Information shown:
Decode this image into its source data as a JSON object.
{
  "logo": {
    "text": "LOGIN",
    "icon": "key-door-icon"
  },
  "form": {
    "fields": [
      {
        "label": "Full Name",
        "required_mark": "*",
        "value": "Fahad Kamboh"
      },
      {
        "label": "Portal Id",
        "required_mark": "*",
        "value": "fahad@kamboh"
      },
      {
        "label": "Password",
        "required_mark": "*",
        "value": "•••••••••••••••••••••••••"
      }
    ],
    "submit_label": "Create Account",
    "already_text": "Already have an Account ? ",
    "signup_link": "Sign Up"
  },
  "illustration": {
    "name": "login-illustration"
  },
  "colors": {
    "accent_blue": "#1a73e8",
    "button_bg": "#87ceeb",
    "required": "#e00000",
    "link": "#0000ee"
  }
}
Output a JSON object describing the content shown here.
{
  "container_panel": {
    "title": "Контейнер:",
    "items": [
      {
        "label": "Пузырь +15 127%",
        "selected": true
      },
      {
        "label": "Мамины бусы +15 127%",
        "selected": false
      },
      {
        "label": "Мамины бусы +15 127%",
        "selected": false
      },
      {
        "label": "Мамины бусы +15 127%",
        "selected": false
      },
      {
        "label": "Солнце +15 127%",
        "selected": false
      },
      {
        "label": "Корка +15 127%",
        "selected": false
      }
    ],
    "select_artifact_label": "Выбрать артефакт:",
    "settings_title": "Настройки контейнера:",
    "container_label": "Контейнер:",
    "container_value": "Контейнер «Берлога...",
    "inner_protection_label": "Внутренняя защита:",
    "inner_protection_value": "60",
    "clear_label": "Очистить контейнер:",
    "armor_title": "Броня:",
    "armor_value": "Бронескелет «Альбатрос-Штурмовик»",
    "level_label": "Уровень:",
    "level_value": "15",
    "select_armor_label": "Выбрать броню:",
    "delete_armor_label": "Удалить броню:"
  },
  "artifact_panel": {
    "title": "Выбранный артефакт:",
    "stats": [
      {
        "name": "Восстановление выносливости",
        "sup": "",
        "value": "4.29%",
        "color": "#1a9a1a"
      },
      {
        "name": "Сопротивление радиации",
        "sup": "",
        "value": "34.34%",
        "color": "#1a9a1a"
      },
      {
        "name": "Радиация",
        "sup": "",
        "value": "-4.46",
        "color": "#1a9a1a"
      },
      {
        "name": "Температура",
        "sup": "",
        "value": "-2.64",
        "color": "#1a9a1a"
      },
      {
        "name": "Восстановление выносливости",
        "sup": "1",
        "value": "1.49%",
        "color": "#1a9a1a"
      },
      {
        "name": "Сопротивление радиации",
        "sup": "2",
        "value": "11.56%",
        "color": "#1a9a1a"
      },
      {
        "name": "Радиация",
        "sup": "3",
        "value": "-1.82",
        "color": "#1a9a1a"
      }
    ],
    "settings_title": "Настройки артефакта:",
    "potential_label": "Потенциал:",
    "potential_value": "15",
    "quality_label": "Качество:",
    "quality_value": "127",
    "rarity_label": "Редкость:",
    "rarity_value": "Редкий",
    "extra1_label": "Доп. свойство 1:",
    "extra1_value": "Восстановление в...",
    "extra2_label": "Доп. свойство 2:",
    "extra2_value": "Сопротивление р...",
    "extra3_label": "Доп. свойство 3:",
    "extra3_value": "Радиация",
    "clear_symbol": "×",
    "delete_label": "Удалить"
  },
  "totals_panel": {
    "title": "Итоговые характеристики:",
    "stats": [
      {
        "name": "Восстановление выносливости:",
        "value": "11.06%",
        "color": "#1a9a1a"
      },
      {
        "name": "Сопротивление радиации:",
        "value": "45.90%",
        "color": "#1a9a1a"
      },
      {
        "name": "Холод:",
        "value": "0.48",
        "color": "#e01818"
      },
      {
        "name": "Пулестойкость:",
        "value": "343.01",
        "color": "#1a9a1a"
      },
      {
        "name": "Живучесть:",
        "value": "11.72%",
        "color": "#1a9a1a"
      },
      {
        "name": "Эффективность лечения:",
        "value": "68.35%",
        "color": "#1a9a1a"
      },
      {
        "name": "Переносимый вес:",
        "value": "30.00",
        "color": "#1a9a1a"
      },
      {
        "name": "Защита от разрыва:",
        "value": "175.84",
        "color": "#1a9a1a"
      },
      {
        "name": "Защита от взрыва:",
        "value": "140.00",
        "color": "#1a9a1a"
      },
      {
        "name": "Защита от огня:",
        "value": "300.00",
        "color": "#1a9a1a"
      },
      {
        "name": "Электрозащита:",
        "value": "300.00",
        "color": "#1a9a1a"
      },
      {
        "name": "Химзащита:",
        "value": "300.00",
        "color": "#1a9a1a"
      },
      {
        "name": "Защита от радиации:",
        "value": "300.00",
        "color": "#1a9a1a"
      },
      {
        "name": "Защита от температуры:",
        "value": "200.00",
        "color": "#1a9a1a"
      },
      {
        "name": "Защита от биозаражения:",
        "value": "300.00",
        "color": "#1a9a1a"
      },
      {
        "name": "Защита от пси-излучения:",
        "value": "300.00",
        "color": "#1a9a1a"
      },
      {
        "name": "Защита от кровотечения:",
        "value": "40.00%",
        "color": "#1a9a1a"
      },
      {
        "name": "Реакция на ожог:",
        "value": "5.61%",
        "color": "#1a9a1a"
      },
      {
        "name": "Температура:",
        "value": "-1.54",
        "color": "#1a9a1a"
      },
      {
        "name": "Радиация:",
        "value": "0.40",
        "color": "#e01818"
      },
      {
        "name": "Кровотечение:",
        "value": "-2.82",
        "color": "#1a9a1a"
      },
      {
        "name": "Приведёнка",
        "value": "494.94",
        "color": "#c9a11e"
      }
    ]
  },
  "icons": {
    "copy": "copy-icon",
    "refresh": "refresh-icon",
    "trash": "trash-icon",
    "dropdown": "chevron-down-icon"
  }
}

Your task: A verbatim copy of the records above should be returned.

Task response:
Decode this image into its source data as a JSON object.
{
  "logo": {
    "text": "LOGIN",
    "icon": "key-door-icon"
  },
  "form": {
    "fields": [
      {
        "label": "Full Name",
        "required_mark": "*",
        "value": "Fahad Kamboh"
      },
      {
        "label": "Portal Id",
        "required_mark": "*",
        "value": "fahad@kamboh"
      },
      {
        "label": "Password",
        "required_mark": "*",
        "value": "•••••••••••••••••••••••••"
      }
    ],
    "submit_label": "Create Account",
    "already_text": "Already have an Account ? ",
    "signup_link": "Sign Up"
  },
  "illustration": {
    "name": "login-illustration"
  },
  "colors": {
    "accent_blue": "#1a73e8",
    "button_bg": "#87ceeb",
    "required": "#e00000",
    "link": "#0000ee"
  }
}
Output a JSON object describing the content shown here.
{
  "container_panel": {
    "title": "Контейнер:",
    "items": [
      {
        "label": "Пузырь +15 127%",
        "selected": true
      },
      {
        "label": "Мамины бусы +15 127%",
        "selected": false
      },
      {
        "label": "Мамины бусы +15 127%",
        "selected": false
      },
      {
        "label": "Мамины бусы +15 127%",
        "selected": false
      },
      {
        "label": "Солнце +15 127%",
        "selected": false
      },
      {
        "label": "Корка +15 127%",
        "selected": false
      }
    ],
    "select_artifact_label": "Выбрать артефакт:",
    "settings_title": "Настройки контейнера:",
    "container_label": "Контейнер:",
    "container_value": "Контейнер «Берлога...",
    "inner_protection_label": "Внутренняя защита:",
    "inner_protection_value": "60",
    "clear_label": "Очистить контейнер:",
    "armor_title": "Броня:",
    "armor_value": "Бронескелет «Альбатрос-Штурмовик»",
    "level_label": "Уровень:",
    "level_value": "15",
    "select_armor_label": "Выбрать броню:",
    "delete_armor_label": "Удалить броню:"
  },
  "artifact_panel": {
    "title": "Выбранный артефакт:",
    "stats": [
      {
        "name": "Восстановление выносливости",
        "sup": "",
        "value": "4.29%",
        "color": "#1a9a1a"
      },
      {
        "name": "Сопротивление радиации",
        "sup": "",
        "value": "34.34%",
        "color": "#1a9a1a"
      },
      {
        "name": "Радиация",
        "sup": "",
        "value": "-4.46",
        "color": "#1a9a1a"
      },
      {
        "name": "Температура",
        "sup": "",
        "value": "-2.64",
        "color": "#1a9a1a"
      },
      {
        "name": "Восстановление выносливости",
        "sup": "1",
        "value": "1.49%",
        "color": "#1a9a1a"
      },
      {
        "name": "Сопротивление радиации",
        "sup": "2",
        "value": "11.56%",
        "color": "#1a9a1a"
      },
      {
        "name": "Радиация",
        "sup": "3",
        "value": "-1.82",
        "color": "#1a9a1a"
      }
    ],
    "settings_title": "Настройки артефакта:",
    "potential_label": "Потенциал:",
    "potential_value": "15",
    "quality_label": "Качество:",
    "quality_value": "127",
    "rarity_label": "Редкость:",
    "rarity_value": "Редкий",
    "extra1_label": "Доп. свойство 1:",
    "extra1_value": "Восстановление в...",
    "extra2_label": "Доп. свойство 2:",
    "extra2_value": "Сопротивление р...",
    "extra3_label": "Доп. свойство 3:",
    "extra3_value": "Радиация",
    "clear_symbol": "×",
    "delete_label": "Удалить"
  },
  "totals_panel": {
    "title": "Итоговые характеристики:",
    "stats": [
      {
        "name": "Восстановление выносливости:",
        "value": "11.06%",
        "color": "#1a9a1a"
      },
      {
        "name": "Сопротивление радиации:",
        "value": "45.90%",
        "color": "#1a9a1a"
      },
      {
        "name": "Холод:",
        "value": "0.48",
        "color": "#e01818"
      },
      {
        "name": "Пулестойкость:",
        "value": "343.01",
        "color": "#1a9a1a"
      },
      {
        "name": "Живучесть:",
        "value": "11.72%",
        "color": "#1a9a1a"
      },
      {
        "name": "Эффективность лечения:",
        "value": "68.35%",
        "color": "#1a9a1a"
      },
      {
        "name": "Переносимый вес:",
        "value": "30.00",
        "color": "#1a9a1a"
      },
      {
        "name": "Защита от разрыва:",
        "value": "175.84",
        "color": "#1a9a1a"
      },
      {
        "name": "Защита от взрыва:",
        "value": "140.00",
        "color": "#1a9a1a"
      },
      {
        "name": "Защита от огня:",
        "value": "300.00",
        "color": "#1a9a1a"
      },
      {
        "name": "Электрозащита:",
        "value": "300.00",
        "color": "#1a9a1a"
      },
      {
        "name": "Химзащита:",
        "value": "300.00",
        "color": "#1a9a1a"
      },
      {
        "name": "Защита от радиации:",
        "value": "300.00",
        "color": "#1a9a1a"
      },
      {
        "name": "Защита от температуры:",
        "value": "200.00",
        "color": "#1a9a1a"
      },
      {
        "name": "Защита от биозаражения:",
        "value": "300.00",
        "color": "#1a9a1a"
      },
      {
        "name": "Защита от пси-излучения:",
        "value": "300.00",
        "color": "#1a9a1a"
      },
      {
        "name": "Защита от кровотечения:",
        "value": "40.00%",
        "color": "#1a9a1a"
      },
      {
        "name": "Реакция на ожог:",
        "value": "5.61%",
        "color": "#1a9a1a"
      },
      {
        "name": "Температура:",
        "value": "-1.54",
        "color": "#1a9a1a"
      },
      {
        "name": "Радиация:",
        "value": "0.40",
        "color": "#e01818"
      },
      {
        "name": "Кровотечение:",
        "value": "-2.82",
        "color": "#1a9a1a"
      },
      {
        "name": "Приведёнка",
        "value": "494.94",
        "color": "#c9a11e"
      }
    ]
  },
  "icons": {
    "copy": "copy-icon",
    "refresh": "refresh-icon",
    "trash": "trash-icon",
    "dropdown": "chevron-down-icon"
  }
}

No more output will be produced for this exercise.